Employee Assistance Programs (EAP) are in place to support employees in navigating challenges and promoting overall well-being. A key aspect of the success of an EAP is the expectation of confidentiality and ensuring a safe space for employees to seek support and assistance. The EAP is designed to provide a supportive and non-judgmental environment where employees can discuss their personal and professional challenges freely. Confidentiality is a critical aspect of an EAP. In addition, EAP counsellors are bound by strict ethical guidelines and legal regulations to maintain confidentiality. No information disclosed during counselling sessions is shared with supervisors, managers, or anyone else within the organization. An employee’s utilization of an EAP will not have any impact on an employee’s job status or performance evaluations.
The only exception to confidentiality occurs under the following circumstances.
- When a counsellor determines that there is a substantial risk of serious imminent harm being inflicted by the client on themselves.
- When there is a substantial risk of serious imminent harm being inflicted by the client on another.
- When there is a need to protect an identifiable minor or vulnerable adult consistent with applicable law.
- Finally, if it is in accordance with any other lawful requirement to do so, such as a court subpoena.

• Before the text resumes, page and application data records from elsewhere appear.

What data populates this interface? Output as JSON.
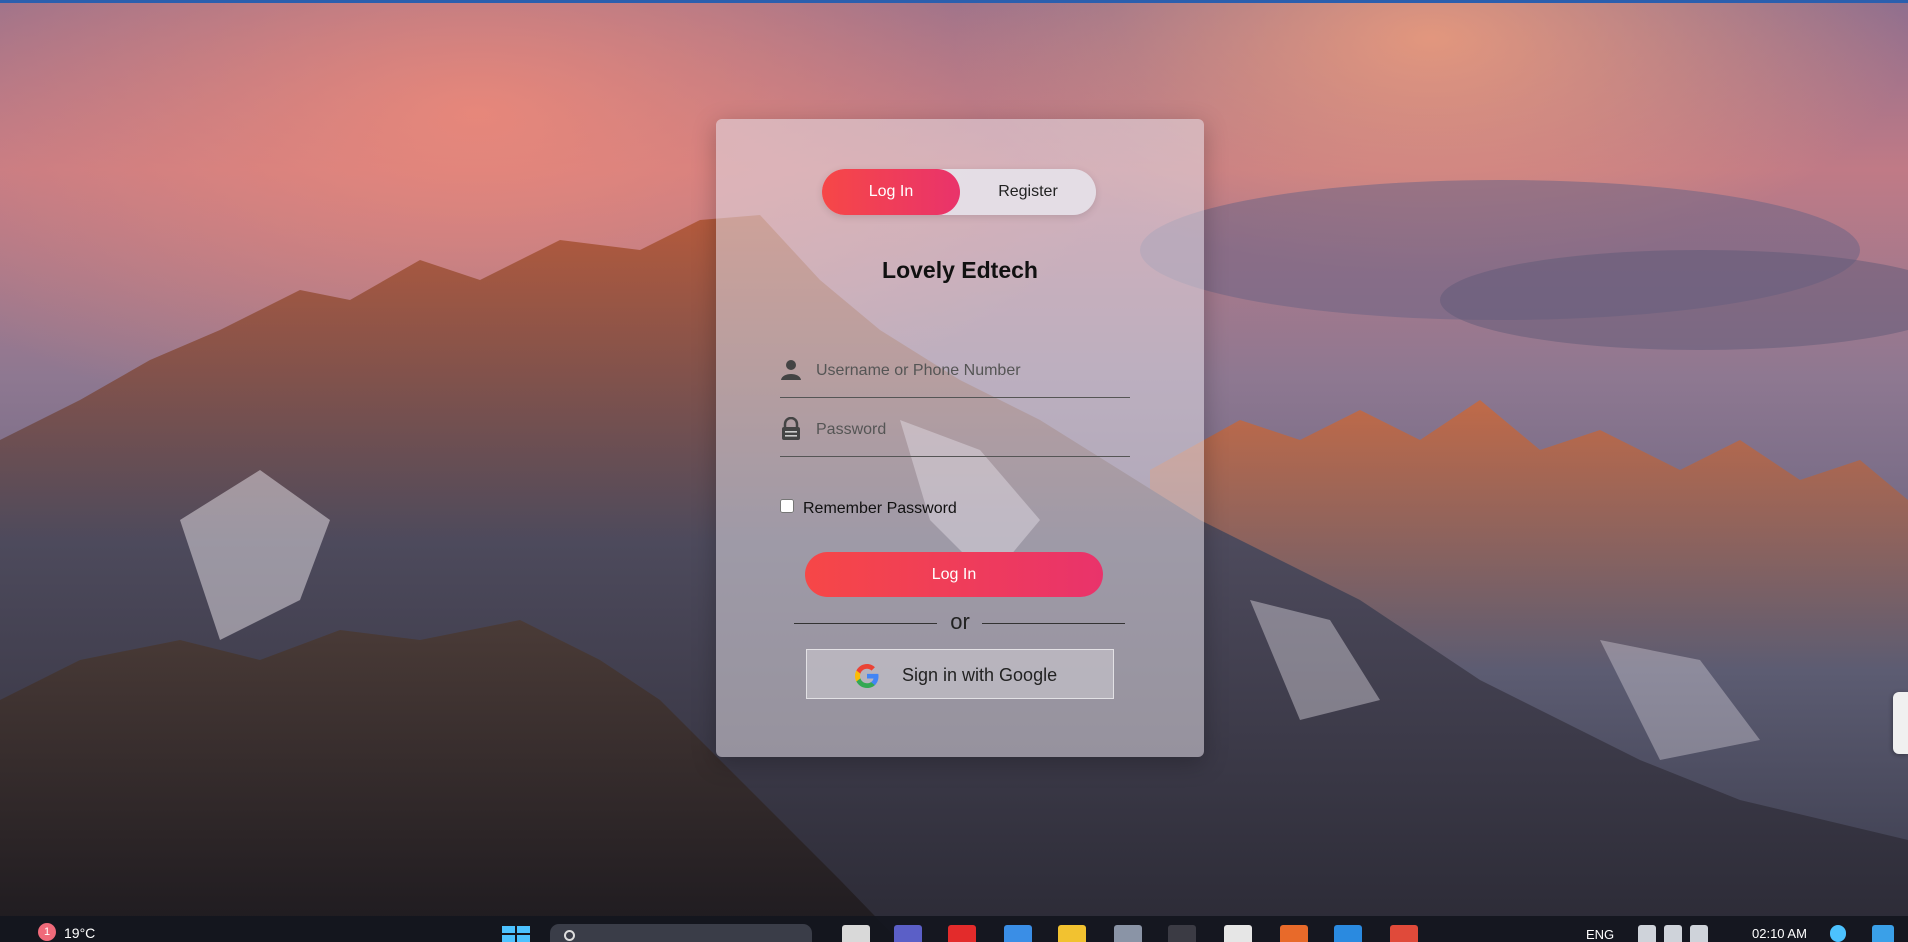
{
  "auth": {
    "tabs": {
      "login_label": "Log In",
      "register_label": "Register"
    },
    "brand_title": "Lovely Edtech",
    "username": {
      "placeholder": "Username or Phone Number",
      "value": ""
    },
    "password": {
      "placeholder": "Password",
      "value": ""
    },
    "remember_label": "Remember Password",
    "submit_label": "Log In",
    "separator_text": "or",
    "google_label": "Sign in with Google"
  },
  "taskbar": {
    "weather_alert_count": "1",
    "temperature": "19°C",
    "language": "ENG",
    "clock_time": "02:10 AM"
  },
  "colors": {
    "accent_start": "#f64747",
    "accent_end": "#e9336b",
    "taskbar": "#14161e"
  },
  "icons": [
    "user-icon",
    "lock-icon",
    "google-icon",
    "windows-start-icon",
    "search-icon"
  ]
}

In such cases the appropriate authorities are contacted and not the employer.